Across downtown Baton Rouge on Sunday morning, the consequences of the city’s largest Mardi Gras parade were clearly visible: plastic bags and crushed paper, pink feathers and trails of purple beads, and an uneaten bowl of jambalaya.
But beginning at 6 a.m. Sunday, 14 city-parish trash sweepers joined by about as many Department of Correction’s work release inmates descended on the area in hopes of getting rid of the evidence of the revelry from the day before, except for the beads left hanging from the trees.
The Department of Public Works trash sweepers, working overtime, and the inmates began the task of removing between 10 and 12 tons of trash from the parade route, said Bryan Harmon, Department of Public Works interim director.
“It’s a big mess,” Harmon said. “I think our culture here, they like the parades. They expect the parades, (but) there’s a cost to the city for having these.”
Crews start at the churches downtown to beat the Sunday morning service crowds — and then trace back over the roughly two-mile route of the parade in an effort that lasts until the afternoon.
Harmon said the strategy is to sweep as much trash as possible away from yards and sidewalks into the street, and thus into the path of a thunderingly loud street sweeping machine — the Schwarze A9000. But even that machine can become clogged by beads that get caught in the rotating brushes, so crews have to rake them out or risk the machine going out of service.
The rest of the trash is picked up by hand.
“By the time they’re done, it’s hard to tell that something happened,” Harmon said.
An exception is the beads in trees — crews don’t try to concern themselves with grabbing them, Harmon said. People walking to work might grab a few, and the rest will fall out eventually. “There aren’t enough hours in the day for us to get those,” he said.
By late Sunday morning, a handful of residents along Spanish Town Road were raking leaves and trash away from their homes in anticipation of the Schwarze A9000 trundling by.
“This is what goes with having a parade,” said Mary Jane Marcantel, who coordinates the neighborhood’s cleanup efforts as vice chairman of the Historical Spanish Town Civic Association. “If this is all we deal with, so be it.”
Most residents were just thankful the debris was not even worse.
“This is one of the easiest cleanups we’ve had in years,” resident Donna Hicks said as she swept debris into the middle of the street.

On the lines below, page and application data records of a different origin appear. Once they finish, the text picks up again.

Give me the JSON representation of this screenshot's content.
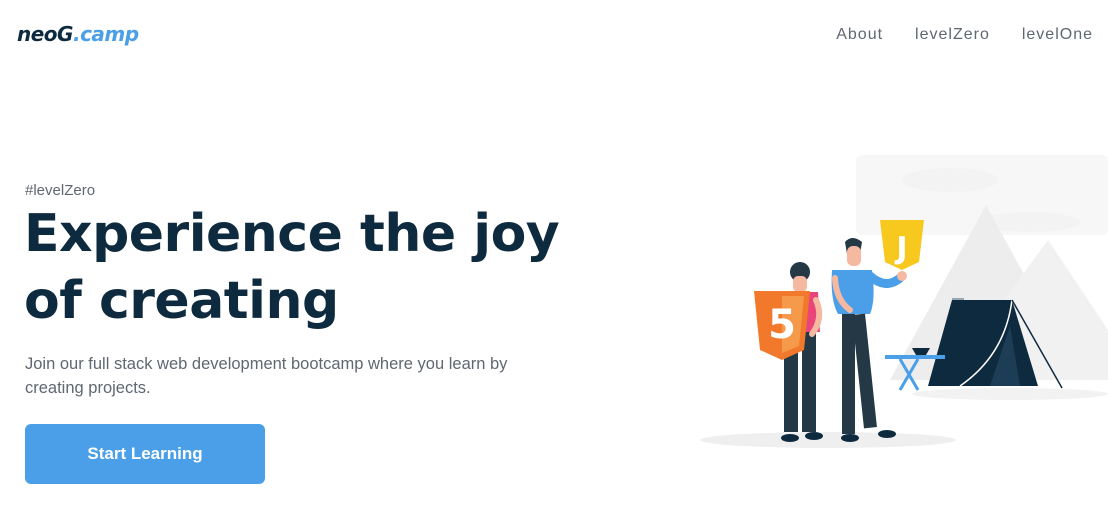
{
  "header": {
    "logo_primary": "neoG",
    "logo_secondary": ".camp",
    "nav": [
      {
        "label": "About"
      },
      {
        "label": "levelZero"
      },
      {
        "label": "levelOne"
      }
    ]
  },
  "hero": {
    "tag": "#levelZero",
    "headline_line1": "Experience the joy",
    "headline_line2": "of creating",
    "subtitle": "Join our full stack web development bootcamp where you learn by creating projects.",
    "cta_label": "Start Learning"
  },
  "illustration": {
    "html_badge_text": "5",
    "js_badge_text": "J",
    "colors": {
      "html_badge": "#f2792c",
      "js_badge": "#f7c81e",
      "tent": "#0e2a3f",
      "accent_blue": "#4a9fe8",
      "mountains": "#ededed"
    }
  },
  "colors": {
    "primary_text": "#0e2a3f",
    "muted_text": "#5f6771",
    "accent": "#4a9fe8",
    "background": "#ffffff"
  }
}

Her neighbor Paul Neff was also unconcerned. “It’s no big deal,” he said with a blowing machine on his back, before letting the machine roar as clouds of wet leaf fragments spewed into the air and away from his property.
Darryl Gissel, a Spanish Town resident since 1981, recalled some of the strange items that used to turn up in parades over the years. He remembered one man who left behind a cheap plastic barbecue grill in the same spot right outside his home, parade after parade.
“People pulled up, parked and did whatever, thinking it was a no-man’s land,” Gissel said. “It used to be the stuff you would find was unbelievable.”
Spanish Town resident Bruce Foreman, who surveyed the cleanup efforts while walking his Chinese pug named Cinderella Estella, was also pleased with the cleanup.
“It’s the only time of year when they do rake the leaves,” he said.
Follow Daniel Bethencourt on Twitter, @_dbethencourt.